I have now replaced my live baits with deer spun ones but hope the results are just the same one day. ;)
Make sure you bring the camcorder, I want to see that video footage!
(not of the mice, the deer hair! :D)
12-12-2001, 09:53 PM
That top water pike technique was quite creative. There are tales of musky fisherman using live squirrels and ducklings on the top. Musky are a surface oriented fish as you probably know with their eye sockets angled upwards. I lost a few on the surface up in wisconsin, one scared the hell out of me and hit the surface plug just as I was picking it up for the next cast. Muskys will follow a lure a long way, thats why the figure 8 at the end of the cast works. The change of direction can coax a following musky into striking right in front of you. To fly fish them I think the best time to fish them would be in spring just after the spawn when they are somewhat congregated in shallow water.
After I lost that big one of a life time, I stopped Musky fishing and went back to steelhead and trout fly fishing. It had always been an objective since I was little kid to go Musky fishing. Northern wisconsin is like Musky Region USA. Really pretty country and lots of lakes with them. i will give musky a try again, since it is fun, and a good challenge like steelhead. However, I know I will never have another one like that one on again.
My body ached, I was bleeding, and just emotionally spent after fighting that fish. Wish I knew how big it really was.
Good luck !!
03-18-2002, 11:50 AM
See me post I made last November on the Big Musky lost on the Chippewa Flowage in Wisconsin back in the mid 90s.
Below is an article I found this weekend on the possible world record muskies that were seen on this area of the flowage over the past several years. They found the head of the big dead musky close to the "Petes Bar" area of the flowage where I lost my big one. Very famous area of the flowage.
See both articles referenced in the URL below. Who knows maybe I did have a possible world record musky on ? If so there was no way I would have ever been able to boat it myself. Now I know, I was not dreaming this epochal angling event, which to tell you the truth after it happened I was wondering if I had fell asleep drifting the flowage on a hot June day and it did not really happen.
Now I know it was reality.
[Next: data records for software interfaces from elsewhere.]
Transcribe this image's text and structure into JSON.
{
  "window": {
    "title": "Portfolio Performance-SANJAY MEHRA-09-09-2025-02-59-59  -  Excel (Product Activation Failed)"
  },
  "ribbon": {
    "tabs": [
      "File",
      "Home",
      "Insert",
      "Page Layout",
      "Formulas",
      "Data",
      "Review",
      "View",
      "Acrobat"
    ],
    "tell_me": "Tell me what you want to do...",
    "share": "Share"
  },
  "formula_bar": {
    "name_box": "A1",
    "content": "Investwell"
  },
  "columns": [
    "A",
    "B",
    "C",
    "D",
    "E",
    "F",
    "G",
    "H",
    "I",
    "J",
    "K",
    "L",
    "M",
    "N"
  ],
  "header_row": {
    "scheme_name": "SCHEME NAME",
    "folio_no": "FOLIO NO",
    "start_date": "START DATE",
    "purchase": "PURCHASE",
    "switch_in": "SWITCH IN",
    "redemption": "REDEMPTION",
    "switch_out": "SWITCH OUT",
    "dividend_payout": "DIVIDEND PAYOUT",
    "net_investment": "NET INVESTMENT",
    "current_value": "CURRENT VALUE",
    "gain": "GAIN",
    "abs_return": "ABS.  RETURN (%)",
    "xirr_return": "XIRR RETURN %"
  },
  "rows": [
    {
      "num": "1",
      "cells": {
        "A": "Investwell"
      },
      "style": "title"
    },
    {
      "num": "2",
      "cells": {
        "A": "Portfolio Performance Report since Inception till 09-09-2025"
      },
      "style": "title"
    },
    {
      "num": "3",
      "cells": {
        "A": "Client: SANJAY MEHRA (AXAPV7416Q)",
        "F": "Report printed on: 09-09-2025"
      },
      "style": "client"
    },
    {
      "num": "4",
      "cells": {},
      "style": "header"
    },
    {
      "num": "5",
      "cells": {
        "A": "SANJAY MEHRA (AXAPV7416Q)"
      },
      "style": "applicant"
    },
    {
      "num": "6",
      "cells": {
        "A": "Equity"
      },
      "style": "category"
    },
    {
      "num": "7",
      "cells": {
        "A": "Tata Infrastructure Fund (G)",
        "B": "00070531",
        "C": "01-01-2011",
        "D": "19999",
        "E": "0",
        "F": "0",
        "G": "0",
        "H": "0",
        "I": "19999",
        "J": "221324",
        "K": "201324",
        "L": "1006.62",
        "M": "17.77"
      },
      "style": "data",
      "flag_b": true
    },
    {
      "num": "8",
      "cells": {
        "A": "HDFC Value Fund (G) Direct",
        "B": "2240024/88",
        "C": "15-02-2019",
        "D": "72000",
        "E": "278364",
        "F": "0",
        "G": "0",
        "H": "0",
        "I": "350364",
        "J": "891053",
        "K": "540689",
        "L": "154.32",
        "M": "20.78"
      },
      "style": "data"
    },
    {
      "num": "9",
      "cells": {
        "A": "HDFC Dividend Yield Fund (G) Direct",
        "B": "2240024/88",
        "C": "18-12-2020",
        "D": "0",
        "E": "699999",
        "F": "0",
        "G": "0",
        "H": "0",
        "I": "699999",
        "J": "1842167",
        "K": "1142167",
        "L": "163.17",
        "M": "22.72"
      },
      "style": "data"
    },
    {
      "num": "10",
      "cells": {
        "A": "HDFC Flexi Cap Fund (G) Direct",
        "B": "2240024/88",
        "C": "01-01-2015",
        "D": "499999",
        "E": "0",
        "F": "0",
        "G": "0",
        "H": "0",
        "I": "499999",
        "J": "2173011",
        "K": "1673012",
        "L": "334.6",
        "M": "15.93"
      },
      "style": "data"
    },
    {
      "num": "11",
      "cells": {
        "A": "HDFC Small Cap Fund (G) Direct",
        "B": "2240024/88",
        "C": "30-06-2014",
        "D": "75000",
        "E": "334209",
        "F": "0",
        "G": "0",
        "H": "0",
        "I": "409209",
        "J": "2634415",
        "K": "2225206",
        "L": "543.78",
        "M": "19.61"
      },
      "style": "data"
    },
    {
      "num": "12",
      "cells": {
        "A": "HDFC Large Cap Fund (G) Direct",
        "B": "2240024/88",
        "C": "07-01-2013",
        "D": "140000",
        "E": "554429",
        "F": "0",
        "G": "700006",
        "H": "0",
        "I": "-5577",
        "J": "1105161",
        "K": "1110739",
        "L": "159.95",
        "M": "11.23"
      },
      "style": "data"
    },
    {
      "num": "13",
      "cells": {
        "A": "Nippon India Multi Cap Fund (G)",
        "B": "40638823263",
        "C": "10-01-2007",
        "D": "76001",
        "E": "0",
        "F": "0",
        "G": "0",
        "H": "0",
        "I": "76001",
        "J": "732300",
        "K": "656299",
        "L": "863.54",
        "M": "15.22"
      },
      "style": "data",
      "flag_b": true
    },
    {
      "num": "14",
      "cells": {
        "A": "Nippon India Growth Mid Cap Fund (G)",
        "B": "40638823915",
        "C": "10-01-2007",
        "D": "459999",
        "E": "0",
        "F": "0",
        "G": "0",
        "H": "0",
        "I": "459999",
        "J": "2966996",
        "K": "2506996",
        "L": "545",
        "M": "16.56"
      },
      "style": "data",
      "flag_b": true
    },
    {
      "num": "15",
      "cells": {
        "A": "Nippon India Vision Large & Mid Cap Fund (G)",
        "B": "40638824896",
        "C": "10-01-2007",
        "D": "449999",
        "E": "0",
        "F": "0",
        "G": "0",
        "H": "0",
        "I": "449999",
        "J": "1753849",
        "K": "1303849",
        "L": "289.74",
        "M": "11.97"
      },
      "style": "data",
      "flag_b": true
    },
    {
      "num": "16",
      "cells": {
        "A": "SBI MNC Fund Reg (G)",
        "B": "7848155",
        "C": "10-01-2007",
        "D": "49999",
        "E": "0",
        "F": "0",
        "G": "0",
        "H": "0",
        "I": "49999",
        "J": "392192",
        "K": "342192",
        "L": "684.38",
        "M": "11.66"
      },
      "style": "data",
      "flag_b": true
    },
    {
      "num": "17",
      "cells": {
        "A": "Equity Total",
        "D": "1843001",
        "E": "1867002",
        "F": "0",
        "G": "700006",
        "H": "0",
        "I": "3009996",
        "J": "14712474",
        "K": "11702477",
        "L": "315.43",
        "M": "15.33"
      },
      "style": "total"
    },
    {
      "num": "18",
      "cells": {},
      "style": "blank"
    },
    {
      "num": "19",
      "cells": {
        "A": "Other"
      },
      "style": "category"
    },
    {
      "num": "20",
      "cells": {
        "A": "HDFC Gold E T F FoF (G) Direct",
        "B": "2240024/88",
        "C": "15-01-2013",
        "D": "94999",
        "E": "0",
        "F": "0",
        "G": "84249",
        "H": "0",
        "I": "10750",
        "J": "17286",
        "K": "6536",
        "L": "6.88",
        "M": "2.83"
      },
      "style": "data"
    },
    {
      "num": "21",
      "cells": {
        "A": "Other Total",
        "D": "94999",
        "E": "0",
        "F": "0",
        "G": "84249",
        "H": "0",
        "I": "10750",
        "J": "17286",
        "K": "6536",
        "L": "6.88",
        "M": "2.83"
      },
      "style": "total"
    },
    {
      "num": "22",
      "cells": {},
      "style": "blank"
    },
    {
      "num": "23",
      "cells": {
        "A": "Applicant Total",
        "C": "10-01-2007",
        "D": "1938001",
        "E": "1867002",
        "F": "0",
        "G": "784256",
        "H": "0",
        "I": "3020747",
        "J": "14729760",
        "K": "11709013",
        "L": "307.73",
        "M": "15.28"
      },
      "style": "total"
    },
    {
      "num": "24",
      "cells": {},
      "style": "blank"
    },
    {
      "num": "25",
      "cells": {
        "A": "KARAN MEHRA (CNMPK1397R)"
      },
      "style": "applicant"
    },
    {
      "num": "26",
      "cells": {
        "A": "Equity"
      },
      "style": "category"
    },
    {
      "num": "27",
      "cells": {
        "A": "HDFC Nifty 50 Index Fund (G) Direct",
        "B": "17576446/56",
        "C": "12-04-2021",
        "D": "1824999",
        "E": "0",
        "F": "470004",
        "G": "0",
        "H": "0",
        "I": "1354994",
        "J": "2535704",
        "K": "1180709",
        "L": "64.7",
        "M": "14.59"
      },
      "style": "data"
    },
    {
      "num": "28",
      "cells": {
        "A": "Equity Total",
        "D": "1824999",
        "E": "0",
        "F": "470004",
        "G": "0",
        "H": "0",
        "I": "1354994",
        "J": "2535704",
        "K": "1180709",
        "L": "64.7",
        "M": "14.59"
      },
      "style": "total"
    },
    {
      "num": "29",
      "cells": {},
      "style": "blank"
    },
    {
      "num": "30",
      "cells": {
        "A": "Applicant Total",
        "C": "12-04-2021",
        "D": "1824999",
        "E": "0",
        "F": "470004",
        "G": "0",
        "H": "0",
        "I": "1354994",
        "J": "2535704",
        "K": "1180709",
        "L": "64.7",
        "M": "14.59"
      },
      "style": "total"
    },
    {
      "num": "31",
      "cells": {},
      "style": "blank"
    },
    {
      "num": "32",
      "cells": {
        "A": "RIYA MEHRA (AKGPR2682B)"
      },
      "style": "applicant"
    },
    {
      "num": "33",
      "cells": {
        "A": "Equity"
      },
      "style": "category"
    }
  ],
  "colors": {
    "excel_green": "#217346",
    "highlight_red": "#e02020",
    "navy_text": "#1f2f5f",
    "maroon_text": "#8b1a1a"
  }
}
Awesome wilderness lake the flowage is ever get a chance get to the Wisconsin "North Woods" area. Also great trout and lake superior andramous fishing within an hour of the flowage.